● Given data:
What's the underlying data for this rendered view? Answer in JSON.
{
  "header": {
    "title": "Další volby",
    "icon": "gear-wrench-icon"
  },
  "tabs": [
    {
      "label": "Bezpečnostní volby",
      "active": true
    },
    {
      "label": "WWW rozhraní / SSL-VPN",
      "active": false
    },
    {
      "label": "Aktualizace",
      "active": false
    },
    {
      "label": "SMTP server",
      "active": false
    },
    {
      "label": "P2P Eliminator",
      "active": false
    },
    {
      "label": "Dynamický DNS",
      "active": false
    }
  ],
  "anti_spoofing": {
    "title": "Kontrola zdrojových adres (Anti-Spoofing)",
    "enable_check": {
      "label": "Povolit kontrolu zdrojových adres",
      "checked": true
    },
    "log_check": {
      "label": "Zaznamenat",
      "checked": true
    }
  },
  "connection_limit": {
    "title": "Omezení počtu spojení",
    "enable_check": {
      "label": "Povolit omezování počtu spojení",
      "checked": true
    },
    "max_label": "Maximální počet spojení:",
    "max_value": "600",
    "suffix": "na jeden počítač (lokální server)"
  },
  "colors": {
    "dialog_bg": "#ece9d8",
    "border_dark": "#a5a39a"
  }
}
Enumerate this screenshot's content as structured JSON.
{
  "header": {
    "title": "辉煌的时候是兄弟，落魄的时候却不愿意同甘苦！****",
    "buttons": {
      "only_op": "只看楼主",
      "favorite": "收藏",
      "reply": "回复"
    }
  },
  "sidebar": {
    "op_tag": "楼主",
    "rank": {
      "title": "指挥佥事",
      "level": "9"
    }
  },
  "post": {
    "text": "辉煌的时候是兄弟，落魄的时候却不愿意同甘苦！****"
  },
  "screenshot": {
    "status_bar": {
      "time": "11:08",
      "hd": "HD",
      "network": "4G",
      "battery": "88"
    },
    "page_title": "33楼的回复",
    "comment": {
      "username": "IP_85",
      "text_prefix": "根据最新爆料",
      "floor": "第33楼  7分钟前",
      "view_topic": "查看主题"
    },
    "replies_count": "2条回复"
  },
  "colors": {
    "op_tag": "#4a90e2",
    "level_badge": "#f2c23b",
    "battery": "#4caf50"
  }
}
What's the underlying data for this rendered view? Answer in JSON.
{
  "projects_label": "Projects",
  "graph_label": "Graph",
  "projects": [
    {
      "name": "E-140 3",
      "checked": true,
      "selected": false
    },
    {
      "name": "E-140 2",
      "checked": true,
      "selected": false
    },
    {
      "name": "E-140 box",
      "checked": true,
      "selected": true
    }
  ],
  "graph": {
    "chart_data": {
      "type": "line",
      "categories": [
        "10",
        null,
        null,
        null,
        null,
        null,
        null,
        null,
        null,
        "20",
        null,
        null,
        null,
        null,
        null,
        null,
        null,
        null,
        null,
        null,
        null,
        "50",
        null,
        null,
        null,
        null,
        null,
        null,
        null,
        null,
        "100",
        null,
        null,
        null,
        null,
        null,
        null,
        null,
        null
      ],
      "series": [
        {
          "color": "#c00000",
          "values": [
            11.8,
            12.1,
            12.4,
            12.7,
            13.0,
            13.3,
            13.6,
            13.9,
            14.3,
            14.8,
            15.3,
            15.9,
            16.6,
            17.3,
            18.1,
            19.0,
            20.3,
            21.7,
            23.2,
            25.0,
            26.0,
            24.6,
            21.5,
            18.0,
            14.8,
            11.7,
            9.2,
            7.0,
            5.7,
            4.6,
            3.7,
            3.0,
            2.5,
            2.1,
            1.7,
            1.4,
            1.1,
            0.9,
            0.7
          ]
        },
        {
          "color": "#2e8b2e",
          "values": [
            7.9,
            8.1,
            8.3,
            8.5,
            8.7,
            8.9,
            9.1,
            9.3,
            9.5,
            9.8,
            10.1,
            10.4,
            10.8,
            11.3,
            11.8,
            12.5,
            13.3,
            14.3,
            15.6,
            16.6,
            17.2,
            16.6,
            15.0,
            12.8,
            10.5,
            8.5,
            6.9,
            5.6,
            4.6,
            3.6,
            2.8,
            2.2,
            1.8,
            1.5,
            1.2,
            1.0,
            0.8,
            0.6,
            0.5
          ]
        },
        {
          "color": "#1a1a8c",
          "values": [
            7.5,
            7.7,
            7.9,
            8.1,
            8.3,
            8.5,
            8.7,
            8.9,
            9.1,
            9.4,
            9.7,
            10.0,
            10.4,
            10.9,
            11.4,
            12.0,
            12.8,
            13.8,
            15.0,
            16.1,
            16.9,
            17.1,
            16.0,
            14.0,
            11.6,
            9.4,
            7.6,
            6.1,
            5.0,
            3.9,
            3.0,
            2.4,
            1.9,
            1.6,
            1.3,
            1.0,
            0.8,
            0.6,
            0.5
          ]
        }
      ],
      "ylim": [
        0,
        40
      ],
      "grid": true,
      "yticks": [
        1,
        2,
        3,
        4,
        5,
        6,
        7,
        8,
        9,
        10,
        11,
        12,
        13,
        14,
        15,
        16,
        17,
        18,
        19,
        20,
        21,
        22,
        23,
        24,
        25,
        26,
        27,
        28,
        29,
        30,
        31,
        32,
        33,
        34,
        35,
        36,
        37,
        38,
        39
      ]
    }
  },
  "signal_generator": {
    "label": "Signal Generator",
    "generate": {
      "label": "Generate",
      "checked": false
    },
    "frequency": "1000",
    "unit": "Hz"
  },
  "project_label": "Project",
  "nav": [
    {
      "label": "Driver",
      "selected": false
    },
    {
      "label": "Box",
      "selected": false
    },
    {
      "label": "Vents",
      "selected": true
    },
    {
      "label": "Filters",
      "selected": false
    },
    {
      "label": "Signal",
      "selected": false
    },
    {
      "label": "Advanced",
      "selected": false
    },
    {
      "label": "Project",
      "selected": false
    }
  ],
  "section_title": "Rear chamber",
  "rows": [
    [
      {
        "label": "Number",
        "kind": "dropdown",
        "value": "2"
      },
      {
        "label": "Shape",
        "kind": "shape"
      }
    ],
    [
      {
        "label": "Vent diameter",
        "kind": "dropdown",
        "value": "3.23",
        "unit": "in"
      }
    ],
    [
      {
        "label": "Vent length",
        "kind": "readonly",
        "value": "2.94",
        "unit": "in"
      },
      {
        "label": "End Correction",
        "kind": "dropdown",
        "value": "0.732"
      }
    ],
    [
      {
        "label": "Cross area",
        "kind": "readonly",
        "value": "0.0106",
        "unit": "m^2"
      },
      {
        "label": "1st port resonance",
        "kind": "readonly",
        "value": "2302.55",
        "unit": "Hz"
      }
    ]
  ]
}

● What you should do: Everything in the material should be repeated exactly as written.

● The completed task:
What's the underlying data for this rendered view? Answer in JSON.
{
  "header": {
    "title": "Další volby",
    "icon": "gear-wrench-icon"
  },
  "tabs": [
    {
      "label": "Bezpečnostní volby",
      "active": true
    },
    {
      "label": "WWW rozhraní / SSL-VPN",
      "active": false
    },
    {
      "label": "Aktualizace",
      "active": false
    },
    {
      "label": "SMTP server",
      "active": false
    },
    {
      "label": "P2P Eliminator",
      "active": false
    },
    {
      "label": "Dynamický DNS",
      "active": false
    }
  ],
  "anti_spoofing": {
    "title": "Kontrola zdrojových adres (Anti-Spoofing)",
    "enable_check": {
      "label": "Povolit kontrolu zdrojových adres",
      "checked": true
    },
    "log_check": {
      "label": "Zaznamenat",
      "checked": true
    }
  },
  "connection_limit": {
    "title": "Omezení počtu spojení",
    "enable_check": {
      "label": "Povolit omezování počtu spojení",
      "checked": true
    },
    "max_label": "Maximální počet spojení:",
    "max_value": "600",
    "suffix": "na jeden počítač (lokální server)"
  },
  "colors": {
    "dialog_bg": "#ece9d8",
    "border_dark": "#a5a39a"
  }
}
Enumerate this screenshot's content as structured JSON.
{
  "header": {
    "title": "辉煌的时候是兄弟，落魄的时候却不愿意同甘苦！****",
    "buttons": {
      "only_op": "只看楼主",
      "favorite": "收藏",
      "reply": "回复"
    }
  },
  "sidebar": {
    "op_tag": "楼主",
    "rank": {
      "title": "指挥佥事",
      "level": "9"
    }
  },
  "post": {
    "text": "辉煌的时候是兄弟，落魄的时候却不愿意同甘苦！****"
  },
  "screenshot": {
    "status_bar": {
      "time": "11:08",
      "hd": "HD",
      "network": "4G",
      "battery": "88"
    },
    "page_title": "33楼的回复",
    "comment": {
      "username": "IP_85",
      "text_prefix": "根据最新爆料",
      "floor": "第33楼  7分钟前",
      "view_topic": "查看主题"
    },
    "replies_count": "2条回复"
  },
  "colors": {
    "op_tag": "#4a90e2",
    "level_badge": "#f2c23b",
    "battery": "#4caf50"
  }
}
What's the underlying data for this rendered view? Answer in JSON.
{
  "projects_label": "Projects",
  "graph_label": "Graph",
  "projects": [
    {
      "name": "E-140 3",
      "checked": true,
      "selected": false
    },
    {
      "name": "E-140 2",
      "checked": true,
      "selected": false
    },
    {
      "name": "E-140 box",
      "checked": true,
      "selected": true
    }
  ],
  "graph": {
    "chart_data": {
      "type": "line",
      "categories": [
        "10",
        null,
        null,
        null,
        null,
        null,
        null,
        null,
        null,
        "20",
        null,
        null,
        null,
        null,
        null,
        null,
        null,
        null,
        null,
        null,
        null,
        "50",
        null,
        null,
        null,
        null,
        null,
        null,
        null,
        null,
        "100",
        null,
        null,
        null,
        null,
        null,
        null,
        null,
        null
      ],
      "series": [
        {
          "color": "#c00000",
          "values": [
            11.8,
            12.1,
            12.4,
            12.7,
            13.0,
            13.3,
            13.6,
            13.9,
            14.3,
            14.8,
            15.3,
            15.9,
            16.6,
            17.3,
            18.1,
            19.0,
            20.3,
            21.7,
            23.2,
            25.0,
            26.0,
            24.6,
            21.5,
            18.0,
            14.8,
            11.7,
            9.2,
            7.0,
            5.7,
            4.6,
            3.7,
            3.0,
            2.5,
            2.1,
            1.7,
            1.4,
            1.1,
            0.9,
            0.7
          ]
        },
        {
          "color": "#2e8b2e",
          "values": [
            7.9,
            8.1,
            8.3,
            8.5,
            8.7,
            8.9,
            9.1,
            9.3,
            9.5,
            9.8,
            10.1,
            10.4,
            10.8,
            11.3,
            11.8,
            12.5,
            13.3,
            14.3,
            15.6,
            16.6,
            17.2,
            16.6,
            15.0,
            12.8,
            10.5,
            8.5,
            6.9,
            5.6,
            4.6,
            3.6,
            2.8,
            2.2,
            1.8,
            1.5,
            1.2,
            1.0,
            0.8,
            0.6,
            0.5
          ]
        },
        {
          "color": "#1a1a8c",
          "values": [
            7.5,
            7.7,
            7.9,
            8.1,
            8.3,
            8.5,
            8.7,
            8.9,
            9.1,
            9.4,
            9.7,
            10.0,
            10.4,
            10.9,
            11.4,
            12.0,
            12.8,
            13.8,
            15.0,
            16.1,
            16.9,
            17.1,
            16.0,
            14.0,
            11.6,
            9.4,
            7.6,
            6.1,
            5.0,
            3.9,
            3.0,
            2.4,
            1.9,
            1.6,
            1.3,
            1.0,
            0.8,
            0.6,
            0.5
          ]
        }
      ],
      "ylim": [
        0,
        40
      ],
      "grid": true,
      "yticks": [
        1,
        2,
        3,
        4,
        5,
        6,
        7,
        8,
        9,
        10,
        11,
        12,
        13,
        14,
        15,
        16,
        17,
        18,
        19,
        20,
        21,
        22,
        23,
        24,
        25,
        26,
        27,
        28,
        29,
        30,
        31,
        32,
        33,
        34,
        35,
        36,
        37,
        38,
        39
      ]
    }
  },
  "signal_generator": {
    "label": "Signal Generator",
    "generate": {
      "label": "Generate",
      "checked": false
    },
    "frequency": "1000",
    "unit": "Hz"
  },
  "project_label": "Project",
  "nav": [
    {
      "label": "Driver",
      "selected": false
    },
    {
      "label": "Box",
      "selected": false
    },
    {
      "label": "Vents",
      "selected": true
    },
    {
      "label": "Filters",
      "selected": false
    },
    {
      "label": "Signal",
      "selected": false
    },
    {
      "label": "Advanced",
      "selected": false
    },
    {
      "label": "Project",
      "selected": false
    }
  ],
  "section_title": "Rear chamber",
  "rows": [
    [
      {
        "label": "Number",
        "kind": "dropdown",
        "value": "2"
      },
      {
        "label": "Shape",
        "kind": "shape"
      }
    ],
    [
      {
        "label": "Vent diameter",
        "kind": "dropdown",
        "value": "3.23",
        "unit": "in"
      }
    ],
    [
      {
        "label": "Vent length",
        "kind": "readonly",
        "value": "2.94",
        "unit": "in"
      },
      {
        "label": "End Correction",
        "kind": "dropdown",
        "value": "0.732"
      }
    ],
    [
      {
        "label": "Cross area",
        "kind": "readonly",
        "value": "0.0106",
        "unit": "m^2"
      },
      {
        "label": "1st port resonance",
        "kind": "readonly",
        "value": "2302.55",
        "unit": "Hz"
      }
    ]
  ]
}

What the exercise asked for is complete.